- Clavister Security Gateway
I can't get my static address translation (SAT) rules to work properly. What am I doing wrong?
Common mistakes made in setting up SAT rules are:
- 1. Forgetting that the SAT rule does not in and of itself do anything to a packet. When a packet matches a SAT rule, the SGW remembers that a static address translation is to be performed at a later point and continues to look for a matching FwdFast, Allow, NAT, Drop or Reject rule. The reason for this is that you should only need to set up one single SAT rule, even if you use more than two interfaces. If, for example, you have a DMZ on a third interface, you probably employ separate rules for traffic from external networks (usually Allow rules) and the protected network (usually NAT rules).
1.1. Note: This is not needed in the majority of the scenarios when using IP Policy's instead of IP Rules. IP Policy's create the needed rules automatically to cover the majority of the common scenarios. There may be some unusual scenarios that requires additional Policy's however.
2. If you use FwdFast, rules must also be set up for return traffic. Consequently, these also require that you employ two sets of SAT rules; one for traffic in each direction.
3. Static address translation does not take place until a matching FwdFast, Allow or NAT rule has been encountered. This means that a SAT rule that translates destination address 22.214.171.124 to 126.96.36.199, must have a corresponding to a FwdFast or NAT rule with a destination address of 188.8.131.52, not 184.108.40.206!
4. Addresses owned by an interface (ip_wan etc) is routed on Core, hence destination interface must be Core.

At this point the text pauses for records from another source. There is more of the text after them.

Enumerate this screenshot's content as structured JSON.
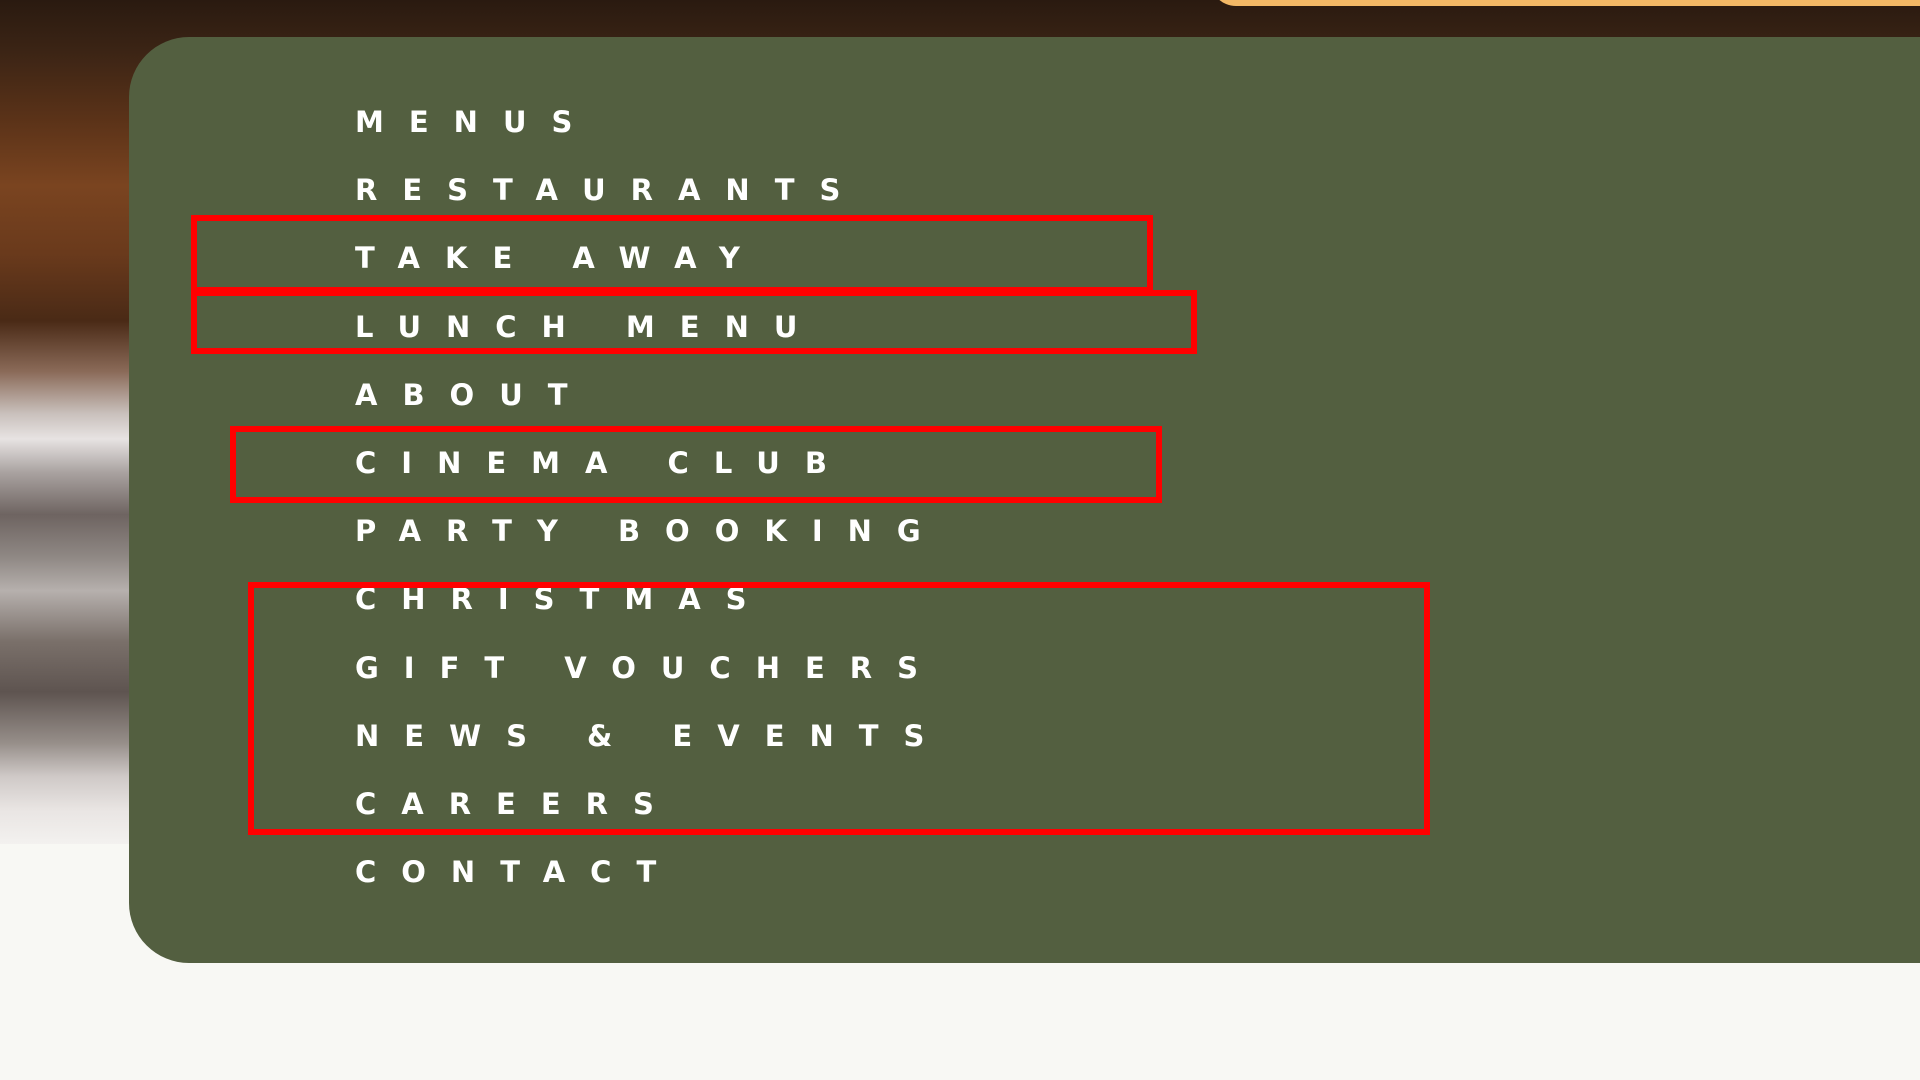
{
  "menu": {
    "items": [
      {
        "label": "MENUS"
      },
      {
        "label": "RESTAURANTS"
      },
      {
        "label": "TAKE AWAY"
      },
      {
        "label": "LUNCH MENU"
      },
      {
        "label": "ABOUT"
      },
      {
        "label": "CINEMA CLUB"
      },
      {
        "label": "PARTY BOOKING"
      },
      {
        "label": "CHRISTMAS"
      },
      {
        "label": "GIFT VOUCHERS"
      },
      {
        "label": "NEWS & EVENTS"
      },
      {
        "label": "CAREERS"
      },
      {
        "label": "CONTACT"
      }
    ]
  },
  "colors": {
    "panel": "#535f40",
    "text": "#ffffff",
    "highlight_box": "#ff0000",
    "accent": "#f2b866"
  }
}
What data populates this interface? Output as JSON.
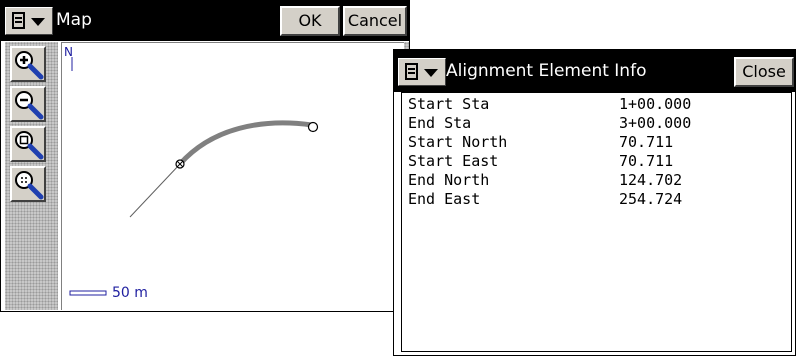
{
  "map_window": {
    "title": "Map",
    "ok_label": "OK",
    "cancel_label": "Cancel",
    "north_label": "N",
    "scale_label": "50 m",
    "zoom_tools": [
      {
        "icon": "zoom-in-icon"
      },
      {
        "icon": "zoom-out-icon"
      },
      {
        "icon": "zoom-window-icon"
      },
      {
        "icon": "zoom-extents-icon"
      }
    ]
  },
  "info_window": {
    "title": "Alignment Element Info",
    "close_label": "Close",
    "rows": [
      {
        "label": "Start Sta",
        "value": "1+00.000"
      },
      {
        "label": "End Sta",
        "value": "3+00.000"
      },
      {
        "label": "Start North",
        "value": "70.711"
      },
      {
        "label": "Start East",
        "value": "70.711"
      },
      {
        "label": "End North",
        "value": "124.702"
      },
      {
        "label": "End East",
        "value": "254.724"
      }
    ]
  },
  "colors": {
    "titlebar": "#000000",
    "title_text": "#ffffff",
    "button_face": "#d4d0c8",
    "map_accent": "#2020a0",
    "curve": "#808080"
  }
}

5. If you have a SAT rule that translate a destination adress on <core> to a adress on dmz the corresponding rule must also use <core> and not dmz.
6. ARP published addresses are routed on the interface, not on Core
7. See section Using Address Translation the user's guide.
You have users connected via wireless LAN (WLAN) on the DMZ interface and users on the LAN interface. They should all be able to surf on the Internet, and also to your Web Server on the external WAN IP (ip_wan).
Note: The order SAT-NAT-Allow is easiest to use. Extend/convert this example to the environment you are using.
If you are using ARP published IPs for the server, the destination interface is WAN instead of Core.
A good way to get around most of the hassle with using IP rules is to use IP Policies instead.
The points mentioned above: 1, 3 and 5 are not applied to policies which makes it much easier to set up.
With policies we will only need two rules to get the same results as the example above, one to allow access to the WebServer and one to allow user access to the internet.
SAT policies have combined SAT-NAT/Allow so you are not required to have a following allow rule to your SAT rule.
In this example we use a group interface instead of any on the SAT policy to make sure that the WebServer is only reachable through the interfaces we choose.